“We’re going to have trouble with about half the legislation if we apply that standard,” he said, according to the Journal. “Between these public comments and the constant friction with the bureaucratic elements of the government, I really just think . . . it was time to go,” Mr. Trier said. “I have enough of a big ego to think that they’ve lost something when they’ve lost me, but I think they can do it.”
Kautter, who retains his position as assistant Treasury secretary for tax policy, accepted the resignation of Trier, who had spent years as a financial tax attorney at Davis, Polk and Wardwell LLP and teaching law before accepting a Trump administration appointment. Records showed that he had donated to Republican candidates, including Donald Trump.

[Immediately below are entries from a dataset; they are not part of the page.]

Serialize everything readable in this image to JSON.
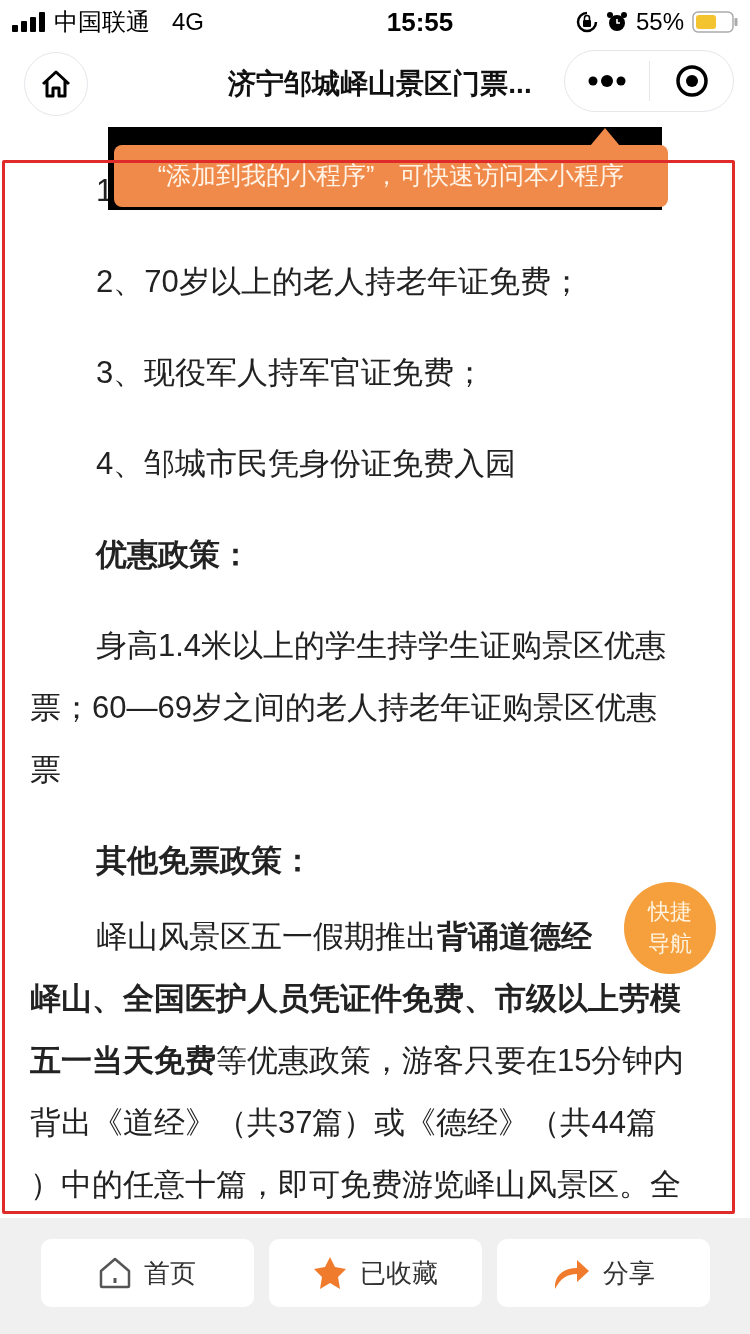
{
  "status_bar": {
    "carrier": "中国联通",
    "network": "4G",
    "time": "15:55",
    "battery": "55%"
  },
  "header": {
    "title": "济宁邹城峄山景区门票..."
  },
  "tooltip": {
    "text": "“添加到我的小程序”，可快速访问本小程序"
  },
  "content": [
    {
      "kind": "text",
      "text": "1"
    },
    {
      "kind": "text",
      "text": "2、70岁以上的老人持老年证免费；"
    },
    {
      "kind": "text",
      "text": "3、现役军人持军官证免费；"
    },
    {
      "kind": "text",
      "text": "4、邹城市民凭身份证免费入园"
    },
    {
      "kind": "heading",
      "text": "优惠政策："
    },
    {
      "kind": "lines",
      "lines": [
        "身高1.4米以上的学生持学生证购景区优惠",
        "票；60—69岁之间的老人持老年证购景区优惠",
        "票"
      ]
    },
    {
      "kind": "heading",
      "text": "其他免票政策："
    },
    {
      "kind": "lines",
      "lines": [
        "峄山风景区五一假期推出**背诵道德经**",
        "**峄山、全国医护人员凭证件免费、市级以上劳模**",
        "**五一当天免费**等优惠政策，游客只要在15分钟内",
        "背出《道经》（共37篇）或《德经》（共44篇",
        "）中的任意十篇，即可免费游览峄山风景区。全"
      ]
    }
  ],
  "float_button": {
    "label": "快捷导航"
  },
  "bottom_bar": [
    {
      "kind": "home",
      "label": "首页"
    },
    {
      "kind": "star",
      "label": "已收藏"
    },
    {
      "kind": "share",
      "label": "分享"
    }
  ]
}
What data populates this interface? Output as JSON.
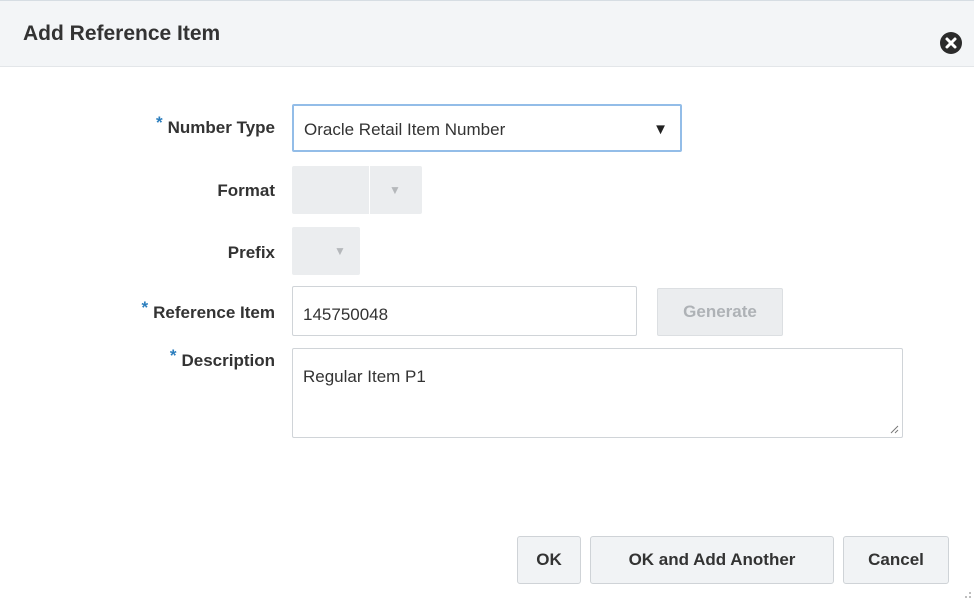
{
  "dialog": {
    "title": "Add Reference Item"
  },
  "form": {
    "required_marker": "*",
    "number_type": {
      "label": "Number Type",
      "value": "Oracle Retail Item Number"
    },
    "format": {
      "label": "Format"
    },
    "prefix": {
      "label": "Prefix"
    },
    "reference_item": {
      "label": "Reference Item",
      "value": "145750048",
      "generate_label": "Generate"
    },
    "description": {
      "label": "Description",
      "value": "Regular Item P1"
    }
  },
  "footer": {
    "ok_label": "OK",
    "ok_add_label": "OK and Add Another",
    "cancel_label": "Cancel"
  }
}
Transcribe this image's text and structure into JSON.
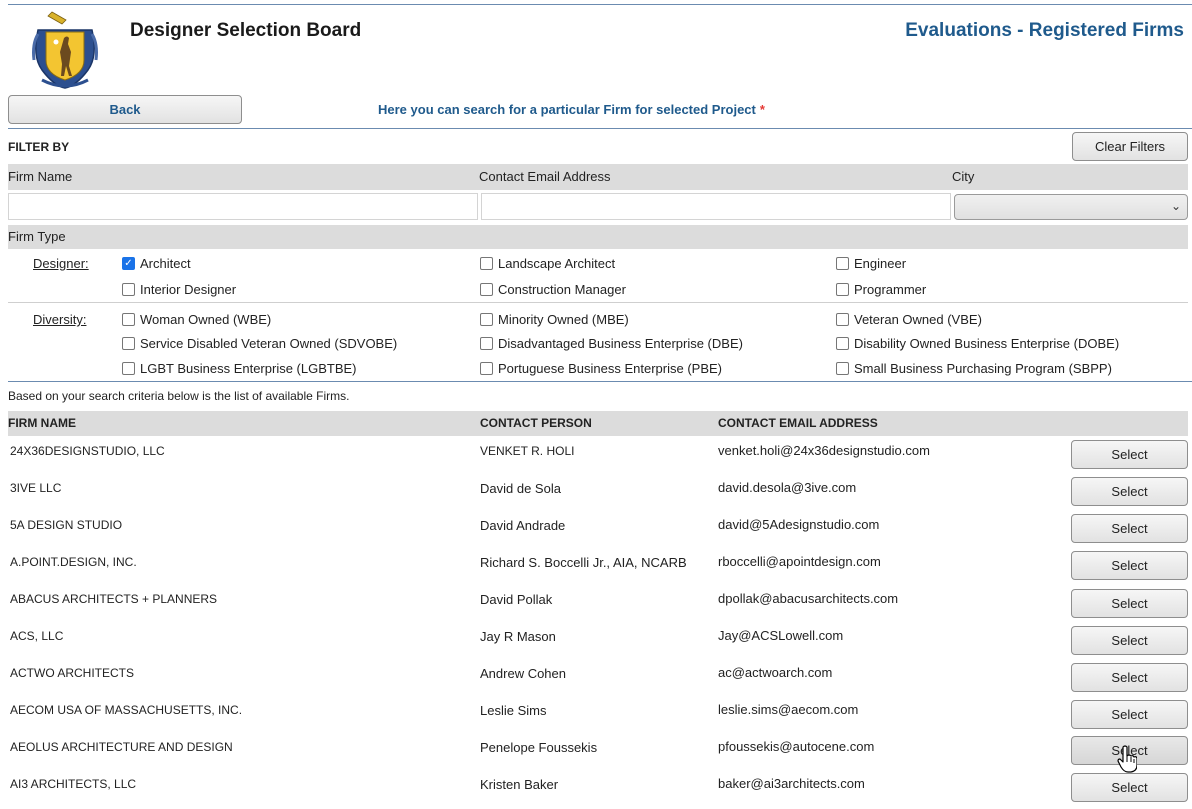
{
  "header": {
    "app_title": "Designer Selection Board",
    "page_title": "Evaluations - Registered Firms",
    "logo": "massachusetts-state-seal"
  },
  "toolbar": {
    "back_label": "Back",
    "hint": "Here you can search for a particular Firm for selected Project",
    "required_mark": "*"
  },
  "filters": {
    "title": "FILTER BY",
    "clear_label": "Clear Filters",
    "firm_name_label": "Firm Name",
    "contact_email_label": "Contact Email Address",
    "city_label": "City",
    "firm_name_value": "",
    "contact_email_value": "",
    "city_selected": "",
    "firm_type_label": "Firm Type",
    "designer_label": "Designer:",
    "diversity_label": "Diversity:",
    "designer_options": [
      {
        "label": "Architect",
        "checked": true
      },
      {
        "label": "Landscape Architect",
        "checked": false
      },
      {
        "label": "Engineer",
        "checked": false
      },
      {
        "label": "Interior Designer",
        "checked": false
      },
      {
        "label": "Construction Manager",
        "checked": false
      },
      {
        "label": "Programmer",
        "checked": false
      }
    ],
    "diversity_options": [
      {
        "label": "Woman Owned (WBE)",
        "checked": false
      },
      {
        "label": "Minority Owned (MBE)",
        "checked": false
      },
      {
        "label": "Veteran Owned (VBE)",
        "checked": false
      },
      {
        "label": "Service Disabled Veteran Owned (SDVOBE)",
        "checked": false
      },
      {
        "label": "Disadvantaged Business Enterprise (DBE)",
        "checked": false
      },
      {
        "label": "Disability Owned Business Enterprise (DOBE)",
        "checked": false
      },
      {
        "label": "LGBT Business Enterprise (LGBTBE)",
        "checked": false
      },
      {
        "label": "Portuguese Business Enterprise (PBE)",
        "checked": false
      },
      {
        "label": "Small Business Purchasing Program (SBPP)",
        "checked": false
      }
    ]
  },
  "results": {
    "note": "Based on your search criteria below is the list of available Firms.",
    "columns": {
      "firm": "FIRM NAME",
      "contact": "CONTACT PERSON",
      "email": "CONTACT EMAIL ADDRESS"
    },
    "select_label": "Select",
    "rows": [
      {
        "firm": "24X36DESIGNSTUDIO, LLC",
        "contact": "VENKET R. HOLI",
        "email": "venket.holi@24x36designstudio.com"
      },
      {
        "firm": "3IVE LLC",
        "contact": "David de Sola",
        "email": "david.desola@3ive.com"
      },
      {
        "firm": "5A DESIGN STUDIO",
        "contact": "David Andrade",
        "email": "david@5Adesignstudio.com"
      },
      {
        "firm": "A.POINT.DESIGN, INC.",
        "contact": "Richard S. Boccelli Jr., AIA, NCARB",
        "email": "rboccelli@apointdesign.com"
      },
      {
        "firm": "ABACUS ARCHITECTS + PLANNERS",
        "contact": "David Pollak",
        "email": "dpollak@abacusarchitects.com"
      },
      {
        "firm": "ACS, LLC",
        "contact": "Jay R Mason",
        "email": "Jay@ACSLowell.com"
      },
      {
        "firm": "ACTWO ARCHITECTS",
        "contact": "Andrew Cohen",
        "email": "ac@actwoarch.com"
      },
      {
        "firm": "AECOM USA OF MASSACHUSETTS, INC.",
        "contact": "Leslie Sims",
        "email": "leslie.sims@aecom.com"
      },
      {
        "firm": "AEOLUS ARCHITECTURE AND DESIGN",
        "contact": "Penelope Foussekis",
        "email": "pfoussekis@autocene.com"
      },
      {
        "firm": "AI3 ARCHITECTS, LLC",
        "contact": "Kristen Baker",
        "email": "baker@ai3architects.com"
      }
    ]
  },
  "colors": {
    "accent": "#1f5a8c",
    "required": "#e53935",
    "checkbox": "#1a73e8",
    "header_bar": "#dcdcdc"
  }
}
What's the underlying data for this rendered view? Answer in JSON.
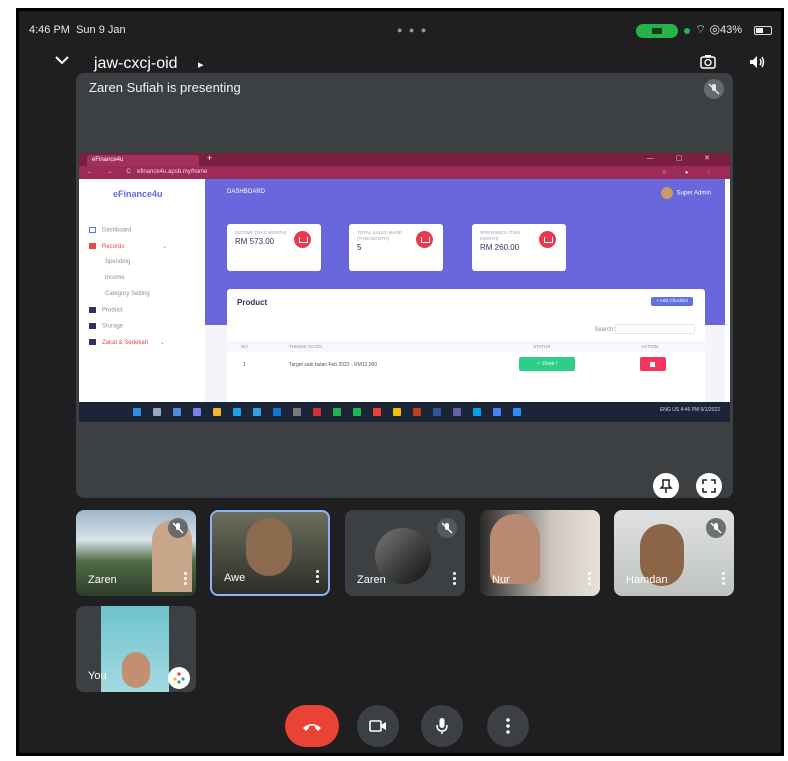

Some of the worst fears about loopholes in the new law, he said in a talk to professionals, were overblown.
On Monday, House Ways and Means Committee Chairman Kevin Brady, R-Texas, was asked by reporters about Trier’s resignation, and said he knew no specifics. “What I know is Treasury has been moving at full speed since before we sent the president the bill, the final bill and law, to begin implementing the regulations,” Brady said, promising a “technical corrections” supplement soon. “In the first rewrite of the entire code in 31 years, it’s routine to have some areas that industries or families want more clarification on.”
Trier’s departure is “a loss for the administration,” said Mark Mazur, the assistant secretary for tax policy from 2012-2017 and now with the Tax Policy Center. “Having a smart guy to work on regulatory issues you need to resolve is important.”
Paul Streckfus, editor of a tax newsletter, saw Trier’s departure as a sign that he was “apparently not willing to be a team player for the Trump Administration,” which may have irked Brady and Senate Finance Committee Chairman Orrin Hatch, R-Utah. “With people leaving and people feuding, chances of having a smooth transition to the new tax law appear to be slim to none,” he wrote.
That editor’s take was challenged on Wednesday by former Internal Revenue Commissioner Lawrence Gibbs, a friend of Trier’s who wrote that “under the best of circumstances, major tax reform is a difficult process, and drafting glitches as well as legislative language uncertainties are inevitable. However, the present political divide in our country and its impact on the federal government's inability to produce major legislation on a bipartisan basis seem to me to be the real culprit here,” wrote Gibbs, now a partner with Miller Chevalier.
“Not that long ago, input from both political parties and all interested stakeholders in our tax system through public hearings, with all involved taking the time to make good policy choices and hone legislative language, made major legislation better—not perfect but better. Without such cooperation and input, the truth is that major legislation is not going to be better.”
Image via Joseph Sohm/Shutterstock.com.